The fast-growing hardwood is more than food for pandas
By Heidi Bissell
1. Bamboo is a grass.
And all stalks are connected to each other by underground runners. The stalks are clonal, meaning that an entire bamboo grove
covering many acres, or even an entire mountain, may be just one individual.
2. It was bountiful here.
The United States has only one species of native bamboo—rivercane. At one time rivercane covered the southeastern United States in impenetrably dense thickets covering hundreds of thousands of acres. These were home to many species of birds and mammals, many of which went extinct as rivercane was cleared for farmland and development. Now only about 2 percent of the original canebreaks are left.
3. Bamboo grows really fast.
The new shoots of some species can grow more than a yard a day. They do this by developing almost all of their new cells while underground and then grow just by filling up with water. Bamboo shoots are very strong—they can come up through concrete sidewalks and metal slabs. Bamboos are classified as either clumping or running. The latter send out long underground runners that can cover huge distances. They grow rapidly and often escape the area in which they were planted unless there is a water barrier.
4. It is considered one of the world’s most sustainable sources of hardwoods.
Bamboo’s circular structure makes it stronger than a similar weight of other woods, and for centuries it has been used as a construction material for houses, flooring and furniture. Because it grows quickly and in poor soils, without much care or chemicals, it is touted as a “green” wood and earns LEED (Leadership in Energy and Environmental Design) certification points for sustainable building. Bamboo fiber is used to make clothing, sheets and towels, and people seeking eco-friendly alternatives to metal and plastic are using bamboo to make machines, bicycles, pumps and other practical, everyday products.

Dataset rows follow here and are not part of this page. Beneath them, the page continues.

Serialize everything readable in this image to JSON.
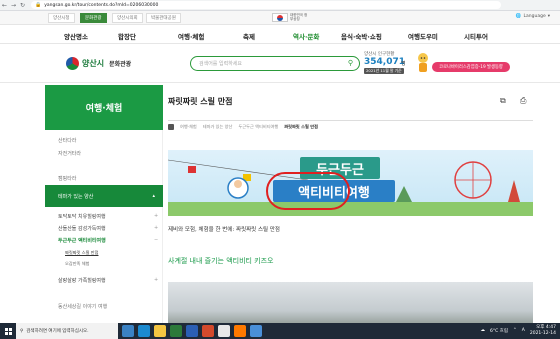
{
  "browser": {
    "url": "yangsan.go.kr/tour/contents.do?mId=0206030000",
    "lock_icon": "lock-icon"
  },
  "site_tabs": [
    {
      "label": "양산시청",
      "active": false
    },
    {
      "label": "문화관광",
      "active": true
    },
    {
      "label": "양산시의회",
      "active": false
    },
    {
      "label": "박물관대공원",
      "active": false
    }
  ],
  "emblem_text": "대한민국 정부상징",
  "language": "Language",
  "main_nav": [
    {
      "label": "양산명소",
      "highlight": false
    },
    {
      "label": "합장단",
      "highlight": false
    },
    {
      "label": "여행·체험",
      "highlight": false
    },
    {
      "label": "축제",
      "highlight": false
    },
    {
      "label": "역사·문화",
      "highlight": true
    },
    {
      "label": "음식·숙박·쇼핑",
      "highlight": false
    },
    {
      "label": "여행도우미",
      "highlight": false
    },
    {
      "label": "시티투어",
      "highlight": false
    }
  ],
  "logo": {
    "name": "양산시",
    "sub": "문화관광"
  },
  "search": {
    "placeholder": "검색어를 입력하세요"
  },
  "population": {
    "label": "양산시 인구현황",
    "value": "354,071",
    "unit": "명",
    "date": "2021년 11월 말 기준"
  },
  "covid_button": "코로나바이러스감염증-19 발생동향",
  "sidebar": {
    "header": "여행·체험",
    "items": [
      {
        "label": "산타다라"
      },
      {
        "label": "자전거타라"
      },
      {
        "label": "캠핑타라"
      }
    ],
    "highlight": "테마가 있는 양산",
    "sub_items": [
      {
        "label": "토닥토닥 치유힐링여행",
        "on": false
      },
      {
        "label": "산들산들 감성가득여행",
        "on": false
      },
      {
        "label": "두근두근 액티비티여행",
        "on": true
      }
    ],
    "sub_sub_items": [
      {
        "label": "짜릿짜릿 스릴 만점",
        "on": true
      },
      {
        "label": "오감만족 체험",
        "on": false
      }
    ],
    "more_items": [
      {
        "label": "살랑살랑 가족힐링여행"
      },
      {
        "label": "동산세상길 이야기 여행"
      }
    ]
  },
  "content": {
    "title": "짜릿짜릿 스릴 만점",
    "breadcrumb": [
      "여행·체험",
      "테마가 있는 양산",
      "두근두근 액티비티여행",
      "짜릿짜릿 스릴 만점"
    ],
    "banner_title1": "두근두근",
    "banner_title2": "액티비티여행",
    "description": "제비와 모험, 체험을 한 번에: 짜릿짜릿 스릴 만점",
    "subheading": "사계절 내내 즐기는 액티비티 키즈오"
  },
  "taskbar": {
    "search_placeholder": "검색하려면 여기에 입력하십시오.",
    "weather": "6°C 흐림",
    "ime": "A",
    "time": "오후 4:47",
    "date": "2021-12-14"
  },
  "colors": {
    "brand_green": "#1b9a44",
    "accent_blue": "#1a7fbf",
    "covid_pink": "#e63b6a"
  }
}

5. Pandas eat it—but they are not alone.
Both giant and red pandas eat almost exclusively bamboo, even the woody parts. They eat bamboo leaves all summer and fall and switch to the woody central stalk in late winter, stripping off the outer green layer and eating the starchy insides. Pandas eat lots of bamboo—up to 25 percent of their body weight each day. All that eating might actually help the bamboo grow because damaged grasses grow faster.
Pandas share that bounty with bamboo lemurs and bamboo rats, both of them bamboo specialists. Being a bamboo specialist isn’t easy. As with many grasses, bamboo releases cyanide when its cells are damaged, but these animals have the means to detoxify it (we don’t yet know how). Many other animals eat bamboo as a small part of their diet. The beautiful golden monkeys of China, with their distinctive blue faces, feed on bamboo shoots when available and bamboo leaves year-round. Even humans dine on bamboo shoots. Cooking and processing gets rid of the cyanide, and some species of bamboo are thought to have medicinal benefits.
Heidi Bissell is a doctoral candidate in the department of zoology. She is studying the nutritional ecology of the black-and-white snub-nosed monkey in Yunnan Province, China, as part of the NSF IGERT program at CALS. You can learn more about her work at https://mywebspace.wisc.edu/hbissell/web/.